» EXTRACTED INFORMATION

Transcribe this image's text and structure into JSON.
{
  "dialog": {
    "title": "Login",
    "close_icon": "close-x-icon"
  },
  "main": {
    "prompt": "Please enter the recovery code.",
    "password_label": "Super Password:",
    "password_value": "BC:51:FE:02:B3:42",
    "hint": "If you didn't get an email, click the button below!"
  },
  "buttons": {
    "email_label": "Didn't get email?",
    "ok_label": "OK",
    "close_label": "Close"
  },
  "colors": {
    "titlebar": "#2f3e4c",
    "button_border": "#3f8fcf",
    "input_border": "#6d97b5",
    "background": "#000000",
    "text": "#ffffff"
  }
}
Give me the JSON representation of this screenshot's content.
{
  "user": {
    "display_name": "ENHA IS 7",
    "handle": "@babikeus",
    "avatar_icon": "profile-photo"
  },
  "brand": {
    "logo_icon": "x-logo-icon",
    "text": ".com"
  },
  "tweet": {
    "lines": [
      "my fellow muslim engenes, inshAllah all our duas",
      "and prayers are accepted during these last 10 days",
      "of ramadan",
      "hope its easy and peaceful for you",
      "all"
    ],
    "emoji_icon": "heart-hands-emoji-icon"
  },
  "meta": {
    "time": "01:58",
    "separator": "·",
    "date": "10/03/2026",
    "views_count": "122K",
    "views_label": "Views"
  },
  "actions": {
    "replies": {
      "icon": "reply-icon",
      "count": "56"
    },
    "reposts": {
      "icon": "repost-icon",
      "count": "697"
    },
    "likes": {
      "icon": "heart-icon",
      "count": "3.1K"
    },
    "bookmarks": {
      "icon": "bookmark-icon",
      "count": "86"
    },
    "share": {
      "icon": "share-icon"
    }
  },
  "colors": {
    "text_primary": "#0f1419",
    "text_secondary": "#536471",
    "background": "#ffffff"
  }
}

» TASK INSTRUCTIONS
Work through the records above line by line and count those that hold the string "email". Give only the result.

» TASK OUTPUT
2